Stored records
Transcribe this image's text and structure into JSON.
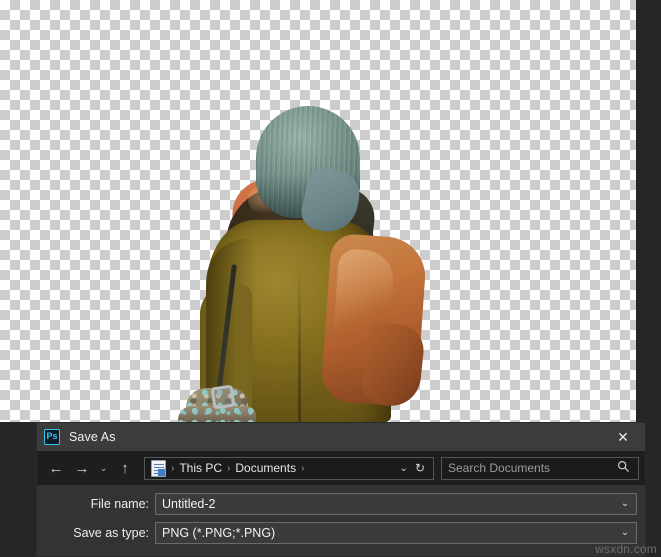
{
  "app": {
    "canvas_background": "transparency-checkerboard",
    "checker_light": "#ffffff",
    "checker_dark": "#cdcdcd"
  },
  "artwork": {
    "description": "Cut-out photo of a person seen from behind wearing a teal knit beanie, an olive-green coat and a rust-orange scarf, with a patterned bag on a shoulder strap",
    "colors": {
      "beanie": "#7f9a93",
      "coat": "#8a7420",
      "scarf": "#c4763c",
      "hood": "#33281a",
      "bag": "#8f8568"
    }
  },
  "dialog": {
    "app_icon": "photoshop-icon",
    "app_icon_text": "Ps",
    "app_icon_color": "#31c5f0",
    "title": "Save As",
    "close_label": "✕",
    "nav": {
      "back_icon": "←",
      "forward_icon": "→",
      "history_icon": "⌄",
      "up_icon": "↑"
    },
    "address": {
      "folder_icon": "documents-folder-icon",
      "crumbs": [
        "This PC",
        "Documents"
      ],
      "separator": "›",
      "dropdown_icon": "⌄",
      "refresh_icon": "↻"
    },
    "search": {
      "placeholder": "Search Documents",
      "value": "",
      "icon": "🔍"
    },
    "fields": [
      {
        "label": "File name:",
        "value": "Untitled-2",
        "chevron": "⌄"
      },
      {
        "label": "Save as type:",
        "value": "PNG (*.PNG;*.PNG)",
        "chevron": "⌄"
      }
    ]
  },
  "watermark": "wsxdn.com"
}
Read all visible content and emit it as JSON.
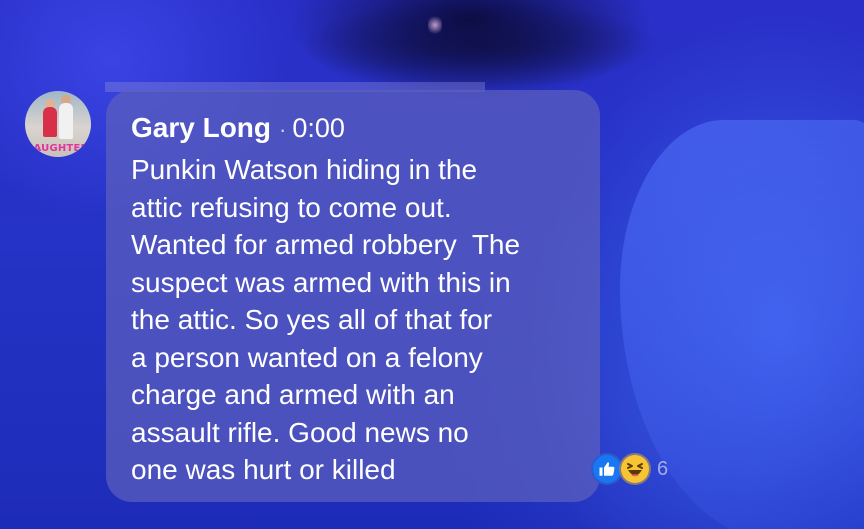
{
  "comment": {
    "author": "Gary Long",
    "separator": "·",
    "timestamp": "0:00",
    "text": "Punkin Watson hiding in the\nattic refusing to come out.\nWanted for armed robbery  The\nsuspect was armed with this in\nthe attic. So yes all of that for\na person wanted on a felony\ncharge and armed with an\nassault rifle. Good news no\none was hurt or killed",
    "avatar_caption": "DAUGHTERS",
    "reactions": {
      "icons": [
        "like-icon",
        "haha-icon"
      ],
      "count": "6"
    }
  },
  "colors": {
    "bubble": "#5c60be",
    "like": "#1877f2",
    "haha": "#f7c533",
    "text": "#ffffff"
  }
}
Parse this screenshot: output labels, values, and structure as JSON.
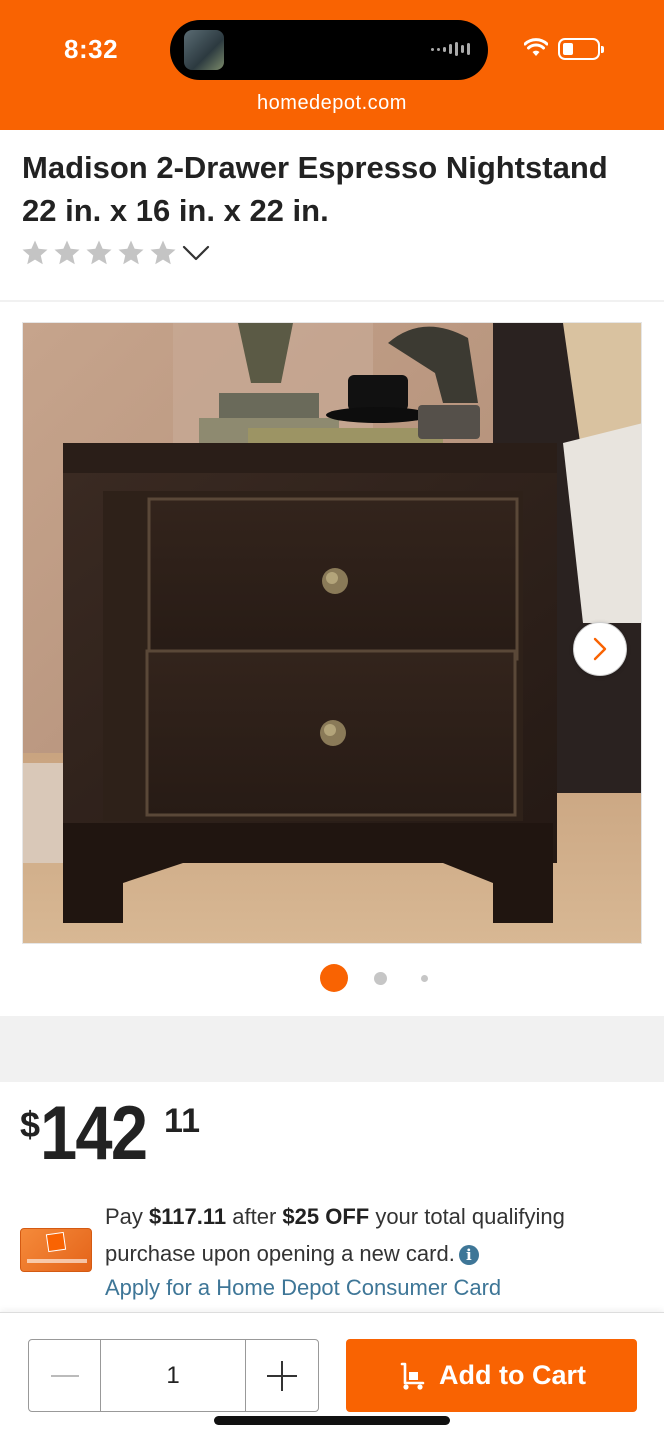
{
  "status_bar": {
    "time": "8:32",
    "url": "homedepot.com"
  },
  "product": {
    "title": "Madison 2-Drawer Espresso Nightstand 22 in. x 16 in. x 22 in.",
    "rating_stars": 0,
    "image_count": 3,
    "active_image": 1
  },
  "price": {
    "currency": "$",
    "dollars": "142",
    "cents": "11"
  },
  "promo": {
    "text_1": "Pay ",
    "amount_after": "$117.11",
    "text_2": " after ",
    "discount": "$25 OFF",
    "text_3": " your total qualifying purchase upon opening a new card.",
    "info_glyph": "i",
    "apply_link": "Apply for a Home Depot Consumer Card"
  },
  "cart": {
    "quantity": "1",
    "add_to_cart_label": "Add to Cart"
  },
  "colors": {
    "brand": "#f96302",
    "link": "#3e7697",
    "star_empty": "#c4c4c4"
  }
}
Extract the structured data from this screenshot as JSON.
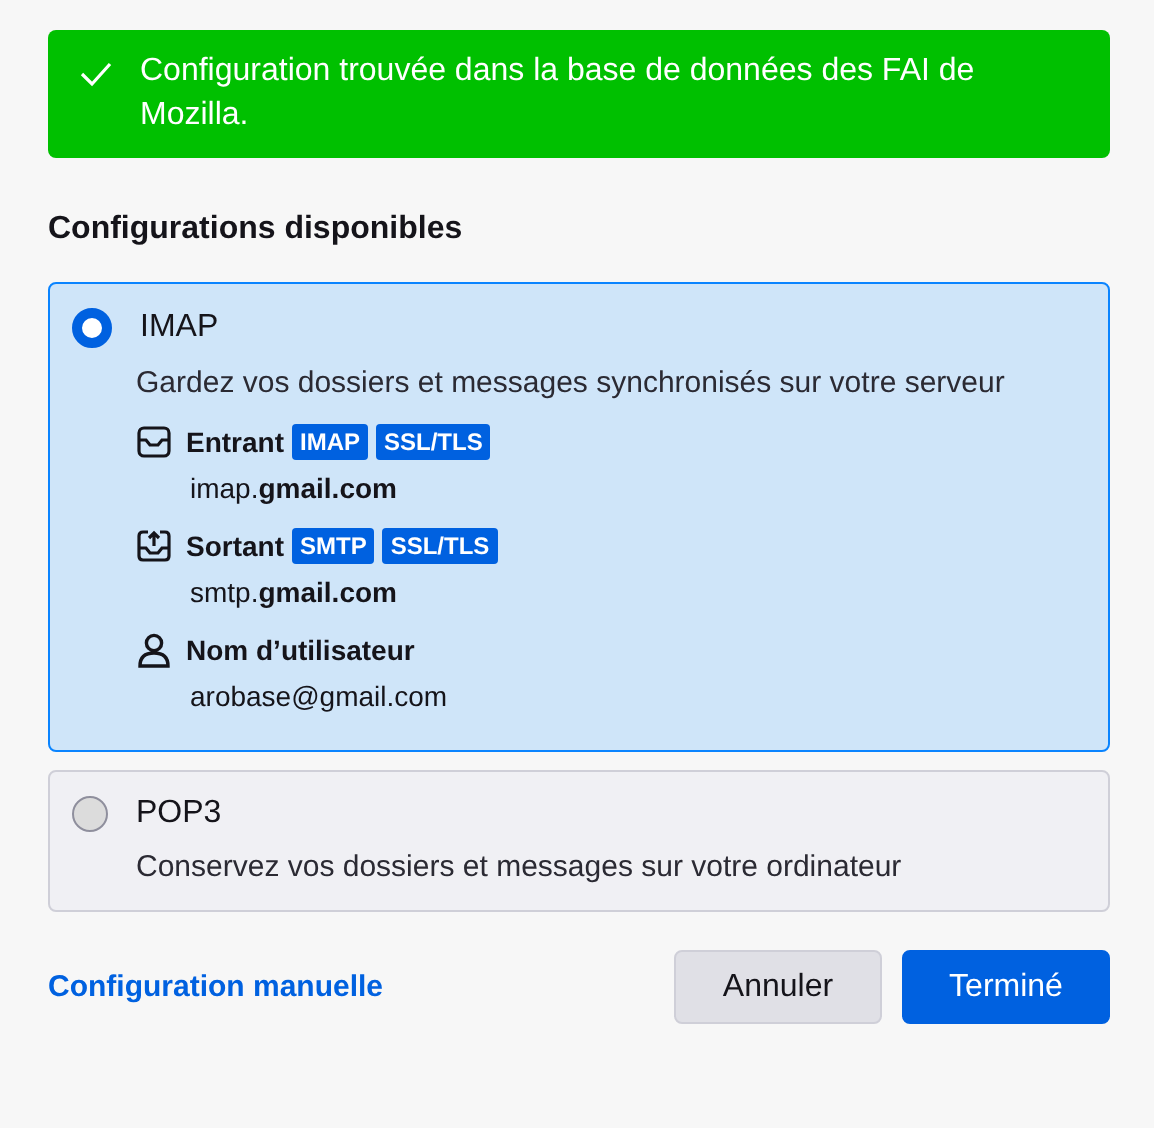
{
  "banner": {
    "text": "Configuration trouvée dans la base de données des FAI de Mozilla."
  },
  "heading": "Configurations disponibles",
  "options": [
    {
      "title": "IMAP",
      "selected": true,
      "description": "Gardez vos dossiers et messages synchronisés sur votre serveur",
      "details": [
        {
          "kind": "incoming",
          "label": "Entrant",
          "tags": [
            "IMAP",
            "SSL/TLS"
          ],
          "value": "imap.**gmail.com**"
        },
        {
          "kind": "outgoing",
          "label": "Sortant",
          "tags": [
            "SMTP",
            "SSL/TLS"
          ],
          "value": "smtp.**gmail.com**"
        },
        {
          "kind": "user",
          "label": "Nom d’utilisateur",
          "value": "arobase@gmail.com"
        }
      ]
    },
    {
      "title": "POP3",
      "selected": false,
      "description": "Conservez vos dossiers et messages sur votre ordinateur"
    }
  ],
  "manual_link": "Configuration manuelle",
  "buttons": [
    {
      "label": "Annuler",
      "kind": "secondary"
    },
    {
      "label": "Terminé",
      "kind": "primary"
    }
  ]
}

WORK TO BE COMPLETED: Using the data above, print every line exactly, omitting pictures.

OUTPUT OF THE EXERCISE:
Transcribe this image's text and structure into JSON.
{
  "app": {
    "canvas_background": "transparency-checkerboard",
    "checker_light": "#ffffff",
    "checker_dark": "#cdcdcd"
  },
  "artwork": {
    "description": "Cut-out photo of a person seen from behind wearing a teal knit beanie, an olive-green coat and a rust-orange scarf, with a patterned bag on a shoulder strap",
    "colors": {
      "beanie": "#7f9a93",
      "coat": "#8a7420",
      "scarf": "#c4763c",
      "hood": "#33281a",
      "bag": "#8f8568"
    }
  },
  "dialog": {
    "app_icon": "photoshop-icon",
    "app_icon_text": "Ps",
    "app_icon_color": "#31c5f0",
    "title": "Save As",
    "close_label": "✕",
    "nav": {
      "back_icon": "←",
      "forward_icon": "→",
      "history_icon": "⌄",
      "up_icon": "↑"
    },
    "address": {
      "folder_icon": "documents-folder-icon",
      "crumbs": [
        "This PC",
        "Documents"
      ],
      "separator": "›",
      "dropdown_icon": "⌄",
      "refresh_icon": "↻"
    },
    "search": {
      "placeholder": "Search Documents",
      "value": "",
      "icon": "🔍"
    },
    "fields": [
      {
        "label": "File name:",
        "value": "Untitled-2",
        "chevron": "⌄"
      },
      {
        "label": "Save as type:",
        "value": "PNG (*.PNG;*.PNG)",
        "chevron": "⌄"
      }
    ]
  },
  "watermark": "wsxdn.com"
}
Read all visible content and emit it as JSON.
{
  "comment": {
    "author": "Gary Long",
    "separator": "·",
    "timestamp": "0:00",
    "text": "Punkin Watson hiding in the\nattic refusing to come out.\nWanted for armed robbery  The\nsuspect was armed with this in\nthe attic. So yes all of that for\na person wanted on a felony\ncharge and armed with an\nassault rifle. Good news no\none was hurt or killed",
    "avatar_caption": "DAUGHTERS",
    "reactions": {
      "icons": [
        "like-icon",
        "haha-icon"
      ],
      "count": "6"
    }
  },
  "colors": {
    "bubble": "#5c60be",
    "like": "#1877f2",
    "haha": "#f7c533",
    "text": "#ffffff"
  }
}
Parse this screenshot: output labels, values, and structure as JSON.
{
  "status_bar": {
    "time": "8:32",
    "url": "homedepot.com"
  },
  "product": {
    "title": "Madison 2-Drawer Espresso Nightstand 22 in. x 16 in. x 22 in.",
    "rating_stars": 0,
    "image_count": 3,
    "active_image": 1
  },
  "price": {
    "currency": "$",
    "dollars": "142",
    "cents": "11"
  },
  "promo": {
    "text_1": "Pay ",
    "amount_after": "$117.11",
    "text_2": " after ",
    "discount": "$25 OFF",
    "text_3": " your total qualifying purchase upon opening a new card.",
    "info_glyph": "i",
    "apply_link": "Apply for a Home Depot Consumer Card"
  },
  "cart": {
    "quantity": "1",
    "add_to_cart_label": "Add to Cart"
  },
  "colors": {
    "brand": "#f96302",
    "link": "#3e7697",
    "star_empty": "#c4c4c4"
  }
}
Extract the structured data from this screenshot as JSON.
{
  "banner": {
    "text": "Configuration trouvée dans la base de données des FAI de Mozilla."
  },
  "heading": "Configurations disponibles",
  "options": [
    {
      "title": "IMAP",
      "selected": true,
      "description": "Gardez vos dossiers et messages synchronisés sur votre serveur",
      "details": [
        {
          "kind": "incoming",
          "label": "Entrant",
          "tags": [
            "IMAP",
            "SSL/TLS"
          ],
          "value": "imap.**gmail.com**"
        },
        {
          "kind": "outgoing",
          "label": "Sortant",
          "tags": [
            "SMTP",
            "SSL/TLS"
          ],
          "value": "smtp.**gmail.com**"
        },
        {
          "kind": "user",
          "label": "Nom d’utilisateur",
          "value": "arobase@gmail.com"
        }
      ]
    },
    {
      "title": "POP3",
      "selected": false,
      "description": "Conservez vos dossiers et messages sur votre ordinateur"
    }
  ],
  "manual_link": "Configuration manuelle",
  "buttons": [
    {
      "label": "Annuler",
      "kind": "secondary"
    },
    {
      "label": "Terminé",
      "kind": "primary"
    }
  ]
}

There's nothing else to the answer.